Anaerobic digestion (AD) is the conversion of feedstock (any organic non-woody material) by micro-organisms in the absence of oxygen into biogas and digestate. Barry Caslin, Teagasc Rural Economy Development Programme provides more information.
It is a natural process and is well understood by mankind, having been harnessed for many years.
The AD process
Manure and other possible biomass feedstocks are inserted into a large, sealed airless container. In this oxygen-free environment, bacteria will produce biogas. In most digesters, the contents will be heated to accelerate the process.
The produced biogas can be used to generate heat or electricity or both. This last option of combined heat and power (CHP) is the most common. The electricity that is generated through the gas engine can be either supplied to the electricity grid or used for own consumption. The heat can be used for the digester, with the surplus sold and used for heating residential or commercial buildings.
AD can be applied at a range of scales, depending on the amount of biomass available. Systems can range from small farm- based digesters to large centralised anaerobic digesters (CAD) supplied with feedstocks from several sources. The microbial process of AD requires careful management to maximise its potential output.

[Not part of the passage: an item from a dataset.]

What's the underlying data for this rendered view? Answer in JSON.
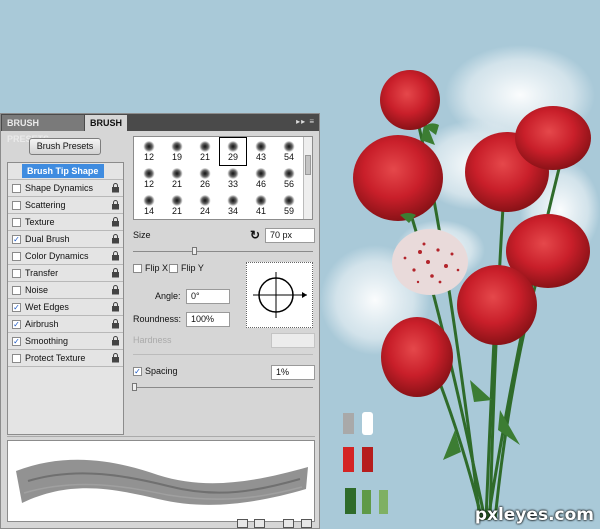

There are several design options, which have different cost implications and return varying efficiencies, including:
- operation temperatures
- moisture levels

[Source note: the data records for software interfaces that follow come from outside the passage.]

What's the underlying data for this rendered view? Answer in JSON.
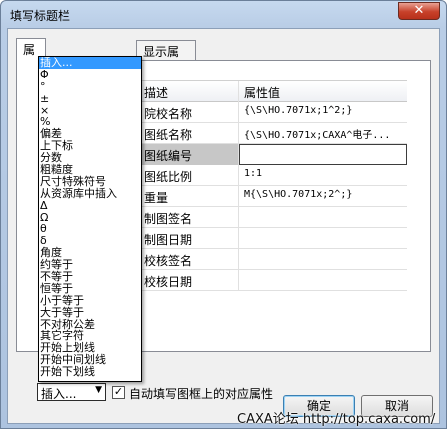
{
  "window": {
    "title": "填写标题栏",
    "close_glyph": "✕"
  },
  "tabs": [
    {
      "label": "属",
      "active": true
    },
    {
      "label": "显示属性",
      "active": false
    }
  ],
  "grid": {
    "header": {
      "name": "描述",
      "value": "属性值"
    },
    "rows": [
      {
        "name": "院校名称",
        "value": "{\\S\\HO.7071x;1^2;}"
      },
      {
        "name": "图纸名称",
        "value": "{\\S\\HO.7071x;CAXA^电子..."
      },
      {
        "name": "图纸编号",
        "value": ""
      },
      {
        "name": "图纸比例",
        "value": "1:1"
      },
      {
        "name": "重量",
        "value": "M{\\S\\HO.7071x;2^;}"
      },
      {
        "name": "制图签名",
        "value": ""
      },
      {
        "name": "制图日期",
        "value": ""
      },
      {
        "name": "校核签名",
        "value": ""
      },
      {
        "name": "校核日期",
        "value": ""
      }
    ]
  },
  "popup_menu": {
    "items": [
      "插入...",
      "Φ",
      "°",
      "±",
      "×",
      "%",
      "偏差",
      "上下标",
      "分数",
      "粗糙度",
      "尺寸特殊符号",
      "从资源库中插入",
      "Δ",
      "Ω",
      "θ",
      "δ",
      "角度",
      "约等于",
      "不等于",
      "恒等于",
      "小于等于",
      "大于等于",
      "不对称公差",
      "其它字符",
      "开始上划线",
      "开始中间划线",
      "开始下划线"
    ]
  },
  "bottom": {
    "insert_button": "插入...",
    "insert_arrow": "▼",
    "auto_fill_label": "自动填写图框上的对应属性",
    "auto_fill_checked": true,
    "ok_button": "确定",
    "cancel_button": "取消"
  },
  "watermark": "CAXA论坛 http://top.caxa.com/"
}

- continuous or batch system
- single, double or multiple digesters
- vertical or horizontal tank layout.
- Slurries (cattle/poultry/pigs)
- domestic food waste (brown bin waste)
- food processing waste
- crops grown specifically for AD (wholecrop wheat/maize)
The produced biogas consists of methane (CH4) and carbon dioxide (CO2) together with minor quantities of nitrogen (N2), hydrogen (H2), ammonia (NH4) and hydrogen sulphide (H2S). Biogas from feedstocks with high carbohydrate content, such as cattle manure, has a relatively low methane content.